In short, AuKill requires administrative privileges to work, which the attackers need to ensure via other means. Next, it executes with the “startkey” keyword in the command line argument, and then it impersonates the security context of “TrustedInstaller.exe” to perform privilege escalation to SYSTEM. After that, it copies itself to “C:\Windows\system32” for persistence and then drops the vulnerable driver to fulfill its EDR-disabling role.
EDR products are often protected even from administrators, but AuKill enables the attackers to take control of the legitimate driver (‘proxexp152.sys’) running in kernel mode, which is enough to bypass all protection policies and disable security tools.
Unfortunately, the development of AuKill is very active, as Sophos has sampled six continually improving versions between November 2022 and February 2023, targeting an increasingly larger number of security products. Currently, in version six, AuKill targets Microsoft, Sophos, and Splashtop, but earlier versions also target Aladdin HASP Software and ElasticSearch.
Aukill’s attempts to terminate the running processes of security tools by abusing the Procexp tool (“TerminateViaProcexp”) or forceful termination (“TerminateProcess”). Additionally, it disables the services so that they won’t start after system reboot, and in version six, it also unloads their drivers to break their installation completely.
The trend of disabling EDR clients continues to rise in 2023 as ransomware actors find that this approach helps them increase the chances of successful ransomware attacks. The later defenders realize an intrusion, the greater the damage and network infiltration the threat actors will have achieved, so disabling security tools is crucial.
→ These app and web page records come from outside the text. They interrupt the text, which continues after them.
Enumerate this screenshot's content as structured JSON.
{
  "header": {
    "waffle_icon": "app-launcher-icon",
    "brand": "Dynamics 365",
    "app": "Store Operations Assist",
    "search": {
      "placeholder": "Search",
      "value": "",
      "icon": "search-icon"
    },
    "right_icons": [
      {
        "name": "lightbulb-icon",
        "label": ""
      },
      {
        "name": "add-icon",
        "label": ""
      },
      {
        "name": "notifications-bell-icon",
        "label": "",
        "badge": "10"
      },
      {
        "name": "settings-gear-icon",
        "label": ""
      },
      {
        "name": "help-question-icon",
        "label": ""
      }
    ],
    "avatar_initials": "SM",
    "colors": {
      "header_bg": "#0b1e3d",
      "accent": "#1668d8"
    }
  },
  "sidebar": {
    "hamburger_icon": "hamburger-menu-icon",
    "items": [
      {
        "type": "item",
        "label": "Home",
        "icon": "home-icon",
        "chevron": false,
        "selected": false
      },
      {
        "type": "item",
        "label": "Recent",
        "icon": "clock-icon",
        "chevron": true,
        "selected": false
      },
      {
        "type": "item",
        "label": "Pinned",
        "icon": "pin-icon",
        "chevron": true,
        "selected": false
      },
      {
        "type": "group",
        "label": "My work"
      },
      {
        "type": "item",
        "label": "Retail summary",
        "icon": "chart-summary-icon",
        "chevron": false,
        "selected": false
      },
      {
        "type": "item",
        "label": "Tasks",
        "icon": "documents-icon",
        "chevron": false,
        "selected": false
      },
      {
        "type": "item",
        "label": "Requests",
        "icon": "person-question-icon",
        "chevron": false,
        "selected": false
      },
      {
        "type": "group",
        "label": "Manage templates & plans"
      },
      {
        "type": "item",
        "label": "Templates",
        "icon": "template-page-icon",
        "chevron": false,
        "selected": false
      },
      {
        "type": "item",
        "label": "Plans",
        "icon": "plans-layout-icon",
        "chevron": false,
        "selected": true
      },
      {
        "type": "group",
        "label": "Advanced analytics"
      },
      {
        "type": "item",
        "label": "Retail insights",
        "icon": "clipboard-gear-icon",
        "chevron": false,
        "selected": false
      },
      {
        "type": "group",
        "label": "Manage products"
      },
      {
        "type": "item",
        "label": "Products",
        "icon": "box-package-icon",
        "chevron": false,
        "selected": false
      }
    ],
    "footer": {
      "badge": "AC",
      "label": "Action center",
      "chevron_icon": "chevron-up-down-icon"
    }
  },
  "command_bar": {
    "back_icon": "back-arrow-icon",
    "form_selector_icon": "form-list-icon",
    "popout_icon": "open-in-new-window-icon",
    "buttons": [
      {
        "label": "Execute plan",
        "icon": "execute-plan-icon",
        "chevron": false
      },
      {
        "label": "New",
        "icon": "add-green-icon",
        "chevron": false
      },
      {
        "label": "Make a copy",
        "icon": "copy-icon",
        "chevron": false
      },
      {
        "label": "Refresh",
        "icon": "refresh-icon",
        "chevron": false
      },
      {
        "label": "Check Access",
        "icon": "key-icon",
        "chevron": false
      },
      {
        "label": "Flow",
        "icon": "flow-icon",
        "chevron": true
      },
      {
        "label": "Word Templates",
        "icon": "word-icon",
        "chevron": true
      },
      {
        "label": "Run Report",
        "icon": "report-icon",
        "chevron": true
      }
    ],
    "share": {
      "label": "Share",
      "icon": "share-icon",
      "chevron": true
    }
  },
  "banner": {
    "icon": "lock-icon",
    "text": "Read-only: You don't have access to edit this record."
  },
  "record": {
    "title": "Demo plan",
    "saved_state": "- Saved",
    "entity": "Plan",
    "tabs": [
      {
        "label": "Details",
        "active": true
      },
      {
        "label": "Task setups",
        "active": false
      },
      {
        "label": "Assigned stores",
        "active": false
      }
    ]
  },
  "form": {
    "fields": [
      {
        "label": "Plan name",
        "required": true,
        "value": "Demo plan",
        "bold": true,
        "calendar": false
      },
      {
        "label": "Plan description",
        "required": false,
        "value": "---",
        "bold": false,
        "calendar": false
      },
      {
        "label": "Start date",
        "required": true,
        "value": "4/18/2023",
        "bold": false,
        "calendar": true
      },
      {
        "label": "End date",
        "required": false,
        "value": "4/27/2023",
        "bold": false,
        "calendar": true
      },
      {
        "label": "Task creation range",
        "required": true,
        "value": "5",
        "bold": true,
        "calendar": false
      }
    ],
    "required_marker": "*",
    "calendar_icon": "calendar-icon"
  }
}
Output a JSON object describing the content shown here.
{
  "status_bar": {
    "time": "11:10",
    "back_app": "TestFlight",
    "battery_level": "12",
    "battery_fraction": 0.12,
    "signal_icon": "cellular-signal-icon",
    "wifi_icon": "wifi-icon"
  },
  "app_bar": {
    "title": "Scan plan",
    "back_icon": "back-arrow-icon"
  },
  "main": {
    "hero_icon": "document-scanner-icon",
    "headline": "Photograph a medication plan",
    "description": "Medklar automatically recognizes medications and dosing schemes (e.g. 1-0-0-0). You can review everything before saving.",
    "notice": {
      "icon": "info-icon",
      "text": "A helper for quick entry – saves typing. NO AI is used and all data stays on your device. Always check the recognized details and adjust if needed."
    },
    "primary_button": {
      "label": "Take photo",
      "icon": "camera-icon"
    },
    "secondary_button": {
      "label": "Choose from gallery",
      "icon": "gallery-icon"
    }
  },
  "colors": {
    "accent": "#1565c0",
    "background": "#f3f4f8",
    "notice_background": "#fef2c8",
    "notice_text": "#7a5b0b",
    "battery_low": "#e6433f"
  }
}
Ransomware recovery expert MonsterCloud can help mitigate EDR-disabling threats by assisting your organization in establishing a holistic security approach that includes disabling or restricting the use of vulnerable drivers, monitoring for the loading of drivers not on a defined allowlist, and stopping all unauthorized activities before they can inflict any damage.